The opening quarter of 2016 has been a sluggish one for Australia’s property market, with home prices falling across the majority of capital cities in the three months to March.

Released this week, the March quarter Domain House Price Report has revealed that the combined capital city median house price dipped 0.5% to $719,024 during the three-month period.

Over the same period, the combined capital city unit price fell 1.1%.

In the year to March house prices in Australia have risen 6.2%, while unit prices have increased by 3.4%.

For the housing market, only Melbourne (1.2%) and Hobart (4.3%) saw growth over the quarter, while unit prices dropped in all markets except Adelaide where prices remained steady.

For Sydney, the March quarter saw house prices fall 1.5%, bringing the median house price back under $1m at $995,804 and makes it two successive quarters of price falls in the city.

The March fall now means house prices in Sydney are falling faster than they were during the GFC and could have fallen further if not for the performance of a select few pockets.

“We’re recording a 4.7% fall over the past two quarters and that’s just above the 4.6% fall that was recorded over the entire year of 2008 when we had four consecutive quarters of falls during the GFC,” Dr Wilson said.

“We’ve got a bit of a mixed market in Sydney at the moment. It’s really the inner-suburban higher priced areas that are holding the market up. There’s been very strong growth in the lower north, particularly the lower north over the quarter,” he said.

“Really, if it wasn’t for that we would’ve had a sharp decline in prices. Those prestige areas have really activated this year and I think a lot of that is because they were definite underperformers during the boom.”

While Sydney’s blue-chip stock may have been performing well, Wilson said there are signs that growth is beginning to wane in those areas and it is likely price growth will continue to flatten across the city in 2016.

Sydney’s unit prices also fell for the second consecutive quarter, down by 0.7% to $656,166.

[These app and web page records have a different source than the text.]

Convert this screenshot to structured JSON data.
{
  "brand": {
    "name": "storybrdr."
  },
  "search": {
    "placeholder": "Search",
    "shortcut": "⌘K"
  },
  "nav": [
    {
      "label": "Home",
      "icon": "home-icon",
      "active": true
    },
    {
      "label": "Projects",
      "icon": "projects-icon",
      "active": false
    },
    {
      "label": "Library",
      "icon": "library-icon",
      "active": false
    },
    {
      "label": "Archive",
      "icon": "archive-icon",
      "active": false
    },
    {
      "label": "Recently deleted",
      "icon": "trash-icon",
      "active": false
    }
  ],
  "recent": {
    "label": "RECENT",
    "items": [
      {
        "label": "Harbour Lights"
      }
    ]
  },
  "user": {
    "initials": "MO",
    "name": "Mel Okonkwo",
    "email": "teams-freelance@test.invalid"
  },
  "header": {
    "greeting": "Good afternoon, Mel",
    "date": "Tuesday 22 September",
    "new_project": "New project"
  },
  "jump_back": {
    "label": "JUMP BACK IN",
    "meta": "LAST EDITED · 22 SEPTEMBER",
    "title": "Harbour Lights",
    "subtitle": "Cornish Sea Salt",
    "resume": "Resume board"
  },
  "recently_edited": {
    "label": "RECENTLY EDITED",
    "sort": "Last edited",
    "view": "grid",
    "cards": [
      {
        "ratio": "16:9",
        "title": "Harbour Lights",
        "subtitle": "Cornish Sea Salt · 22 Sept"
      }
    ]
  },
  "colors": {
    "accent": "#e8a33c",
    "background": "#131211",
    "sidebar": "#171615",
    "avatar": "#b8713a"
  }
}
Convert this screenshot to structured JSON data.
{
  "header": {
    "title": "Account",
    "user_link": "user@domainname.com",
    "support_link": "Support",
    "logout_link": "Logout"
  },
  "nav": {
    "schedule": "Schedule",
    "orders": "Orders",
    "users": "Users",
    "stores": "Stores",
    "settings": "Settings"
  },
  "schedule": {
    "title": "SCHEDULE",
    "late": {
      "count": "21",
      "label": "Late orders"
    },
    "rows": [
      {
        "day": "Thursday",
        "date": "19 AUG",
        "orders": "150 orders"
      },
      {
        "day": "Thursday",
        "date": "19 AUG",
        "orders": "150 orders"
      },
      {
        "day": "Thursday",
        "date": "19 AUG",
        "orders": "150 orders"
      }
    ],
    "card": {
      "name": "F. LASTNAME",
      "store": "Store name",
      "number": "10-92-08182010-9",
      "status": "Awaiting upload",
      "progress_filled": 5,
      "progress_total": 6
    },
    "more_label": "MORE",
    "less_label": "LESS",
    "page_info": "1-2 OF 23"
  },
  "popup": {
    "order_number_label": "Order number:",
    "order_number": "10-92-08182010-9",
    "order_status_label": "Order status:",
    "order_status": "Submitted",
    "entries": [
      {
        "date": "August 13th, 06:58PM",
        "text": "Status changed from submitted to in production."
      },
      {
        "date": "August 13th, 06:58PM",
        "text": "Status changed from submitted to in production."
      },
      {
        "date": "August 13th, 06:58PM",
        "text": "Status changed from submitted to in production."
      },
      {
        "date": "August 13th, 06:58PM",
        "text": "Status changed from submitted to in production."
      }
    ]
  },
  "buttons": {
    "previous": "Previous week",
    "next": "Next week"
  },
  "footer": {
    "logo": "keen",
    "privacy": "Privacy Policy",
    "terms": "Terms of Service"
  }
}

In Melbourne, the March quarter’s 1.2% increase to Median house price of $726,962 gave the city 14 straight quarters of house price growth and Dr Wilson said it easily holds the mantle of the nation‘s strongest market, though growth will be relatively subdued this year.

“Melbourne was quite modest, but it has now grown 14 quarters in a row. It’s a quietly confident market,” he said.

“I think that it’s a market that’s remarkably stable at the moment and given that, I think the prospects for Melbourne are that it’s likely to be the leading market this year.

“I think that it’ll really struggle to record prices growth of over 5% for the year, which will be about a third of what it grew last year.”

Melbourne unit prices fell by 1.7% over the March quarter to $444,370, which Dr Wilson said was continual evidence of the impacts of oversupply.

Dr Wilson said Brisbane’s unit market, which saw price falls of 0.8% in the quarter and 3.2% in the year to March is having similar problems with over supply, but unlike Melbourne its housing performance has been disappointing given the high hopes many held for the city.

Brisbane house prices fell marginally over the March quarter for the first decrease since the September quarter 2014, with a median price of $512,809, with migration and the Queensland economy acting as a handbrake.

“There’s some issue in Brisbane that are clearly structural. The first is that there’s continuing problems with the local economy, we’ve seen the unemployment rate for Queensland ticking up over 6% and that’s a key factor in keeping price growth flat.

“The other point is that we’ve seen a significant decline in migration into south east Queensland. It’s at very low levels at the moment.

“Migration has been a key driver of property markets in south east Queensland and the end of the resources boom plus very strong economies in Melbourne and Sydney are keeping that migration around the southern states.”

In Hobart the median house price now sits at $360,212, up 7.6% in the past 12 months as the Tasmanian capital plays catch up.

“Hobart is clearly in catch up mode, the median is still under $400,000 after a period of subdued growth.  It’s really activated buyers on the basis of good value opportunities under $400,000 and I really think investors are getting a bit more interested.

“Rents are growing for houses and vacancy rates are the lowest in the country and the yields are the highest. With such a low entry point, it’s always a bit of head scratcher as to why there’s not more investment activity in Hobart, but of course the local economy is the key.”

In Perth the March quarter saw another price fall, but Dr Wilson said it may be starting to recover.

“The big issue in Perth is the local economy. There are some good signs with a sharp decline I unemployment over March and that’s going to be the beginning of the journey back

“It’s always going to be a question of two forward and one back, but I do think Perth has a chance of finishing in the black by the end of this year.”

Over the quarter, Perth’s house price fell 1.3% to $579,914.

In Adelaide, the median house price fell 0.5% to $491,422, while unit prices remained at $303,537.

Canberra’s median house price fell 1.4% to $638,696 and units dropped 2.8% to $400,637.

Darwin’s median house price slipped 4.9% to $610,305 and its units fell 4.1% to $448,416.